Sine Mora Reviews

  • GeoffistophelesGeoffistopheles934,116
    24 Aug 2012
    15 0 0
    Sine Mora is a dieselpunk shoot 'em up with a large focus on time manipulation as a gameplay mechanic. It caters primarily to those first getting into the genre while retaining enough difficulty in other modes to reel in seasoned players.

    As a sidescrolling shoot 'em up, the very basic premise is a standard arcade game. Fly around from one direction to the next, shoot the enemies, gain powerups, fight bosses. Powerups range from adding more time to the level, extra firepower and weapons to one-time use shields and saves from death.

    The first noticeable feature is time as a health bar. Rather than getting hit once and immediately dying, getting hit reduces the time limit and scatters your powerups. Conversely, destroying enemies adds time to the stage. This is one of the main reasons why this makes an excellent start into the genre - a lighter degree of difficulty and not as severe a punishment for death.

    In addition to limited-use subweapons, time continues to make an appearance in the capsule, which allows you to deploy an ability in case the game's difficulty catches up to you. Options include slowing down time to evade better, rolling back time to take another swing at a difficult pattern, or deploying a reflection shield to protect from bullets.

    The game fully expects you to play from start to finish, and thus you are able to keep powerups from one stage into the next. Starting halfway through the story will bring you in without any powerups and may make some stages harder than they have to be.

    The story follows two separate paths. The first path follows Ronotra Koss on his quest for revenge against the men who killed his son.
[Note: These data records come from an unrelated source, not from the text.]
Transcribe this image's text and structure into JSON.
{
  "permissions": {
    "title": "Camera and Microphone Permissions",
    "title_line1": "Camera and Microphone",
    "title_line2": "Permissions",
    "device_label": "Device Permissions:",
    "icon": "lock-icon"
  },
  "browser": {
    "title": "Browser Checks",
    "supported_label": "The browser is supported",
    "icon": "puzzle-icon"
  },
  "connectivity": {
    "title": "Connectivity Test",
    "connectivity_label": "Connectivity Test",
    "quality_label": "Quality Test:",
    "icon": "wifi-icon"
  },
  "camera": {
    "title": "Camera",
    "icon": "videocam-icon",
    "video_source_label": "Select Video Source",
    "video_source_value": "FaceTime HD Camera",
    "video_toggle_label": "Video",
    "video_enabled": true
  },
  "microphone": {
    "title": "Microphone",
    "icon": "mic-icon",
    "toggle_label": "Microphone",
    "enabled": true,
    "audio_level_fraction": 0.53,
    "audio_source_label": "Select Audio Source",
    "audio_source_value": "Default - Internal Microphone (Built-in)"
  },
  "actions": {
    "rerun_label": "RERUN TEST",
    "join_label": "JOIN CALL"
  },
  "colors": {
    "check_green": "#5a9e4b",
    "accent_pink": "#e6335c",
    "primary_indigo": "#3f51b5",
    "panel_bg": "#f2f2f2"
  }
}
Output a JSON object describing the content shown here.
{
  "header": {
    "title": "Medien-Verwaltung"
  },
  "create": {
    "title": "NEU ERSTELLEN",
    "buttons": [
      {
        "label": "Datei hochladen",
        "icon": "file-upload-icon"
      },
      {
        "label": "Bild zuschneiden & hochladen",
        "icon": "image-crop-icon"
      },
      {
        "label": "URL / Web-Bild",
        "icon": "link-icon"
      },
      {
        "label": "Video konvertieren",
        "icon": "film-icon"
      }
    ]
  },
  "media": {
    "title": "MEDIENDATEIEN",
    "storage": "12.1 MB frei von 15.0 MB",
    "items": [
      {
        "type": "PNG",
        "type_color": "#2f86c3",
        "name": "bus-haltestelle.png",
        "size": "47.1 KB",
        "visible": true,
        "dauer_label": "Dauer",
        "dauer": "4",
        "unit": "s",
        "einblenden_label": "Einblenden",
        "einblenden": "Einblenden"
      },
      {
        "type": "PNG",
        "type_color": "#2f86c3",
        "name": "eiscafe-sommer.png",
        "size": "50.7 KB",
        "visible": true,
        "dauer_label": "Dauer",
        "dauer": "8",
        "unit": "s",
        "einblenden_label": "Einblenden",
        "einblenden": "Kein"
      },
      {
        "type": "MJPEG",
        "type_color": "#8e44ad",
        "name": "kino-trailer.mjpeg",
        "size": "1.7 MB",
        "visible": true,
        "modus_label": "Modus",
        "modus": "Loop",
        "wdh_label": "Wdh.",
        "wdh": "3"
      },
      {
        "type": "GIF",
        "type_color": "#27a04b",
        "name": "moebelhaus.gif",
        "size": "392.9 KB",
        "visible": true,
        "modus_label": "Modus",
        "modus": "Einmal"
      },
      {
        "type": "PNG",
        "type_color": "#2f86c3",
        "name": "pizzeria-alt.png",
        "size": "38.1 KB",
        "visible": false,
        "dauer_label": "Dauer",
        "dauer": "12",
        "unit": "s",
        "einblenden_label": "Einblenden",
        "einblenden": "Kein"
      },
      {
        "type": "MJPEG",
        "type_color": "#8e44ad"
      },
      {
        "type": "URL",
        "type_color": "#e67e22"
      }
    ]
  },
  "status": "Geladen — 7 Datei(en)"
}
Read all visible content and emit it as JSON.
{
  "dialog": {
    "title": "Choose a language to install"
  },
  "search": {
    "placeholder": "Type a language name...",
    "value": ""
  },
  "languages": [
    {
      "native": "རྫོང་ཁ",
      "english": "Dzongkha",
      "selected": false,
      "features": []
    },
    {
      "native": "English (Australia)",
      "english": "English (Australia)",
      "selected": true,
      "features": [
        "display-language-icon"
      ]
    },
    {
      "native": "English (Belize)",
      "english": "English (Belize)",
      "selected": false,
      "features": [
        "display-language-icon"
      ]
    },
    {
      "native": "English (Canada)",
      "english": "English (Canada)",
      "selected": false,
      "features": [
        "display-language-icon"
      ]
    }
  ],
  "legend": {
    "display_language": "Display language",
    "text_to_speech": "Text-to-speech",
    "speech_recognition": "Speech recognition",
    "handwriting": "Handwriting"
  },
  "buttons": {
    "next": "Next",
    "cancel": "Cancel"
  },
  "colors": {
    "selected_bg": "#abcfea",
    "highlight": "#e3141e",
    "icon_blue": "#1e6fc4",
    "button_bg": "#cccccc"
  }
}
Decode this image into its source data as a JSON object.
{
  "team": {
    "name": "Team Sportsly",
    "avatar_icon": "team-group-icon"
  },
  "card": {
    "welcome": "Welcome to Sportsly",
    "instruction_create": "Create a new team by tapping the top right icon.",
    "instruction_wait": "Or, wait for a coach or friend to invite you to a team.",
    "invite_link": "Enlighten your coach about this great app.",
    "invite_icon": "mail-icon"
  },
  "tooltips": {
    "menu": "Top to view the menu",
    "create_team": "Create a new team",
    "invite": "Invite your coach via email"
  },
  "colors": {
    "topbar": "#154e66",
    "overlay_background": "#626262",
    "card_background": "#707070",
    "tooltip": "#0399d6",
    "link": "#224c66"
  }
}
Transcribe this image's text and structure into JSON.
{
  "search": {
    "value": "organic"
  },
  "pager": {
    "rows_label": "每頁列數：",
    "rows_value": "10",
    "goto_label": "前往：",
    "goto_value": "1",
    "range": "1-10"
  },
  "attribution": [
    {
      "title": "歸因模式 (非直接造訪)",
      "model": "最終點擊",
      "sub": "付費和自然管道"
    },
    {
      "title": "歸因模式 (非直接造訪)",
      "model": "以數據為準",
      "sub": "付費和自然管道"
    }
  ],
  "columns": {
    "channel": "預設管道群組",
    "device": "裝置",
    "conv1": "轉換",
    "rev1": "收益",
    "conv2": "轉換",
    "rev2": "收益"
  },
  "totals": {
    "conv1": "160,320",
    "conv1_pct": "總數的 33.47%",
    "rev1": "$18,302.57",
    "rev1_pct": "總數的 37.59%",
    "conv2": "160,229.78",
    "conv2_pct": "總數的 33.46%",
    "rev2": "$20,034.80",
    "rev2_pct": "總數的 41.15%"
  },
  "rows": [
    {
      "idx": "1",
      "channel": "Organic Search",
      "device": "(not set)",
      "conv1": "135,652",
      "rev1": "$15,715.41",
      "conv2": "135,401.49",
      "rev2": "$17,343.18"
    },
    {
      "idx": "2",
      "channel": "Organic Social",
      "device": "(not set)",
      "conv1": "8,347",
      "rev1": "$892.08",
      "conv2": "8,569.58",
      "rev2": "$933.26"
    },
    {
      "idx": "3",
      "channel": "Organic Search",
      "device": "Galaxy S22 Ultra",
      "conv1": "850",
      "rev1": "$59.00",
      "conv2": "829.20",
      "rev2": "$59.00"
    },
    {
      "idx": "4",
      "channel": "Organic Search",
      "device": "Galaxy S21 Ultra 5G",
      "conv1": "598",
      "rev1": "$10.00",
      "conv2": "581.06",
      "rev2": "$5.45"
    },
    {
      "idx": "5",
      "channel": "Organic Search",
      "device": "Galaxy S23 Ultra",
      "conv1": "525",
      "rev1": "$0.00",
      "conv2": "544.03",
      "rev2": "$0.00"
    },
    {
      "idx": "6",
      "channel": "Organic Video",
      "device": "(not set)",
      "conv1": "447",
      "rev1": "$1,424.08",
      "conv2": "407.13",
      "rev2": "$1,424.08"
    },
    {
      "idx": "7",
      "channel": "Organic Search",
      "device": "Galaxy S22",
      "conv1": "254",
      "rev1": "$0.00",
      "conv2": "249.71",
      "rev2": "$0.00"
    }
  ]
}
The second path follows Akyta Dryad and the Resistance against the Empire in what is dubbed the Eternal War. Both stories are told at once, with half of a stage going to a given path.

    With time playing a large role in things, stages are revisted and differing points of history, flying through the same or similar stages, only with different enemies. For example, what was once a militarized canyon in revisited in the next stage as a lightly inhabited lagoon.

    While there is some dialogue in the stages themselves, most of the story presents within subtitled exposition points at the beginning and end of the stages. Once again, with time playing a large role, the story can be somewhat disjointed, and it's up to the player to put it together in the correct order.

    There are three major modes within Sine Mora and four separate difficulty levels. However, all difficulties are not available in any mode.

    Story Mode is the entrance into the game, and as such can only be played on Easy and Normal mode. Pilots, planes and the Speed Up capsule are all selected for you, giving a good feel for each pilot and plane before taking on a more difficult mode. Neither difficulty is very demanding, as the game is very liberal in granting handicaps, especially at early levels.

    Arcade Mode removes all story elements from the game and is for more serious players, only available on Hard and Insane difficulty. Pilots, planes and capsules are left up to the player's discretion. Score Attack is similar, but only lets you play a single stage. Hard is the game's intended difficulty, and the only difference on Insane is that enemies explode into more bullets. Once you get used to Hard, the game doesn't offer that much more.

    Finally, Boss Training is exactly what it says on the tin - lets you practice against bosses. Planes, pilots, capsules and amount of powerups can be set in order to recreate a fight against a boss.

    The grahpics certainly do not fail to disappoint. From the details of planes and enemies to the intricate backgrounds, especially in later levels, Sine Mora delivers with breathtaking beauty. They are well aware of this as well, taking a few cutscene moments per stage to circle around an area or enemy to deliver a full view of their work.

    The background music typically matches the stage fairly well, with the music shifting as bosses are fought. The voiceovers are dubbed in Hungarian, which gives the game more of an indie feel. With the action on screen, without adjusting settings, the music has a tendency to disappear behind the firefights.

    Sine Mora approaches this in a different manner - ten of the twelve achievements are obtained by Esteem Levels. Each level has a list of objectives to meet before unlocking the achievement, and levels two through ten include the previous achievement as a prerequisite, meaning they cannot be obtained out of order.

    The objectives are, for the most part, sensibly placed and balanced in terms of difficulty. There are a few objectives requiring a grind, like spending a total twenty minutes in speed up mode, but these are mostly concentrated in one area and aren't especially prevalent.

    This will be a tough completion, especially around the seventh Esteem Level, which is where the game asks you to start beating Arcade Mode. The game will take a bare minimum of 24 hours to complete due to an objective asking for that long, but will likely take closer to 30 or 40 hours.

    Sine Mora is an excellent starting point into the genre, granting many handicaps in an attempt to be more inviting outside of its core audience. Veterans expecting a crazy ride with barely dodgable patterns, however, may be left wanting more from the experience.